# Website and app data records:
Content starts

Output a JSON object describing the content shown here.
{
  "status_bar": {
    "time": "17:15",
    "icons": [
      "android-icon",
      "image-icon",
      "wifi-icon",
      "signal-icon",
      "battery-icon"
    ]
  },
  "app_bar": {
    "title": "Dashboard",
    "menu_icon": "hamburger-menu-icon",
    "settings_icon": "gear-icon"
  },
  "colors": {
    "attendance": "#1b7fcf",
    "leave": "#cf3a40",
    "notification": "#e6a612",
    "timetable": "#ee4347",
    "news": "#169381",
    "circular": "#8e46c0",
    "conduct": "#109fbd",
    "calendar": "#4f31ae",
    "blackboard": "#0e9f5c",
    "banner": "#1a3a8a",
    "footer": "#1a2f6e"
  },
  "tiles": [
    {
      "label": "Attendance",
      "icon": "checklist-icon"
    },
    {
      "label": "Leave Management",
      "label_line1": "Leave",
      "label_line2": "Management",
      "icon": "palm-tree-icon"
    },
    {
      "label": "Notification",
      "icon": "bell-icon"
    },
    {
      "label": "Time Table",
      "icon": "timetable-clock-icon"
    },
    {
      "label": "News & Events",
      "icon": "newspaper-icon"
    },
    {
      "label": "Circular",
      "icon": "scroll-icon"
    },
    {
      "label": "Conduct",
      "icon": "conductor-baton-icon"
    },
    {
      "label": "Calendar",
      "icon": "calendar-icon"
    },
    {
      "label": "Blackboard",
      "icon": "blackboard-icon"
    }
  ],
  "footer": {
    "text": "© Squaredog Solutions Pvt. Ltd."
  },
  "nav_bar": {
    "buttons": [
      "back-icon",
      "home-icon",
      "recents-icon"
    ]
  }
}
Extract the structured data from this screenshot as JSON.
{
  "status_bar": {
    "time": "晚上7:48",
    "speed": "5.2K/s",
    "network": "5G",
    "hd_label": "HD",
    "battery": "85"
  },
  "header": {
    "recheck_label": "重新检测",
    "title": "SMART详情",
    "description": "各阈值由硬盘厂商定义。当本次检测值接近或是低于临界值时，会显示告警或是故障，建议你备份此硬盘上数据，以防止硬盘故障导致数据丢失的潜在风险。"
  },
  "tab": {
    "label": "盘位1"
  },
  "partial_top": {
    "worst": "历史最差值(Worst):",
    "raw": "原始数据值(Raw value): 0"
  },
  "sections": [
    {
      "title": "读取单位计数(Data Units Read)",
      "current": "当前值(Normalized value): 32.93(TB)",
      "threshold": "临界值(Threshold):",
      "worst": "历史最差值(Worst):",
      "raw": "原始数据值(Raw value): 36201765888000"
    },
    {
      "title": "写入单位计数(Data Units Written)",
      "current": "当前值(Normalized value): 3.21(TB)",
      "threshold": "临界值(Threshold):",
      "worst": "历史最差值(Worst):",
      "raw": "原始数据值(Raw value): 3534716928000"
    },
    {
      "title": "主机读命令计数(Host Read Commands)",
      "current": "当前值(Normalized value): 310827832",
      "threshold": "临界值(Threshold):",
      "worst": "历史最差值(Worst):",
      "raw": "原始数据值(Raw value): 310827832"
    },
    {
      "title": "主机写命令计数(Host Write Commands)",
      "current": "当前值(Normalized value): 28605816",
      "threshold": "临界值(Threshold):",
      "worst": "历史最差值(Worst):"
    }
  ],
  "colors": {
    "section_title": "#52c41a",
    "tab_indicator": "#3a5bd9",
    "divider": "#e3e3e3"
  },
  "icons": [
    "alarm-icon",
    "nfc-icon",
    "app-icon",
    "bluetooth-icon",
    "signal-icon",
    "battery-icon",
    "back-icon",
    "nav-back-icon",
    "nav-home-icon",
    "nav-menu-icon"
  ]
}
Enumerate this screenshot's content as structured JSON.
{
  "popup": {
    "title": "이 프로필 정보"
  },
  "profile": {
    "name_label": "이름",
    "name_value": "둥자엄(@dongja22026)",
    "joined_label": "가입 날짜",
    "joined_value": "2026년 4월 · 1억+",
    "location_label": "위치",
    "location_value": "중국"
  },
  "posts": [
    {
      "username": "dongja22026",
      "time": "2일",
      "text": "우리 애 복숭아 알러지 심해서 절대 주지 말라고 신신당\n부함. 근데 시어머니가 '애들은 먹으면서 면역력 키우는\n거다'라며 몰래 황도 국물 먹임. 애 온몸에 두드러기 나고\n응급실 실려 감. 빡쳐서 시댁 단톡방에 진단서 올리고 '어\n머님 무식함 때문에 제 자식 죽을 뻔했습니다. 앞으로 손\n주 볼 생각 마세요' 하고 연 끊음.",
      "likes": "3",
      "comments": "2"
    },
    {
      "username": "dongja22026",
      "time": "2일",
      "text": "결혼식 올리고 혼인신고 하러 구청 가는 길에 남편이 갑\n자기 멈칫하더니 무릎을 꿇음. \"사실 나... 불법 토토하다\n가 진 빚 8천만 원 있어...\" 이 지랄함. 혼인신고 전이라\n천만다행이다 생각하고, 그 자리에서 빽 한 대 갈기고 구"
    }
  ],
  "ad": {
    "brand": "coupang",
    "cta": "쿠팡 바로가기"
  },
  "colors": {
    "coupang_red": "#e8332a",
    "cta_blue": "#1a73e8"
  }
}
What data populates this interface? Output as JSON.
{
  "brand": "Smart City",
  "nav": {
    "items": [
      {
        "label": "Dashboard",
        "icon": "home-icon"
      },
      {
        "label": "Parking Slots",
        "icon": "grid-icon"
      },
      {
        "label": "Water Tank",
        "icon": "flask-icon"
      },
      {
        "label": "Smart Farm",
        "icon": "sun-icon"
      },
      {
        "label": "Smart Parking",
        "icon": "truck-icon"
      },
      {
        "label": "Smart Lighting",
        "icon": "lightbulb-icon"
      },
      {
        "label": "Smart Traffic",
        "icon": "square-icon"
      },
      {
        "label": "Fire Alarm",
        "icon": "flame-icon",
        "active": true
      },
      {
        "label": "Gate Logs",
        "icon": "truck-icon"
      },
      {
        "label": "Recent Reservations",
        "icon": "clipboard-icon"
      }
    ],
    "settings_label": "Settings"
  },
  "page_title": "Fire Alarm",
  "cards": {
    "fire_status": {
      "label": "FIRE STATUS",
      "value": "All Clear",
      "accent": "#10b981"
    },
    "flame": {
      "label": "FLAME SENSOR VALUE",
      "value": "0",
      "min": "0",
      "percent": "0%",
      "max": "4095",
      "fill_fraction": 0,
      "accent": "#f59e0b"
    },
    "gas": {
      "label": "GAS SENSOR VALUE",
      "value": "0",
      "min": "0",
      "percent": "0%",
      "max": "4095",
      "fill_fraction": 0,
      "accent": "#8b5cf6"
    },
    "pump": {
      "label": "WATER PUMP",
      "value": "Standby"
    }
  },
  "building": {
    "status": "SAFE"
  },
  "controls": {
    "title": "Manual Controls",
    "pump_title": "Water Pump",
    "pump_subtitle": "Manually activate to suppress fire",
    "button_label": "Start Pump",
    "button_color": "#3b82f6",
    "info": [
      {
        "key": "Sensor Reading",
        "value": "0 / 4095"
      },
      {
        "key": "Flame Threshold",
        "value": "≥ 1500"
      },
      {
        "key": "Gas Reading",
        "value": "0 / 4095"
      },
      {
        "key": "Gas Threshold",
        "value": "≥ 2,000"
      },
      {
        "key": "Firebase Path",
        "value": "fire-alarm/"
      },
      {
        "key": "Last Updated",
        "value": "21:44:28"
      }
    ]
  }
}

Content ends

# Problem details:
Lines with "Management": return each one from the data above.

# Task solution:
      "label": "Leave Management",
      "label_line2": "Management",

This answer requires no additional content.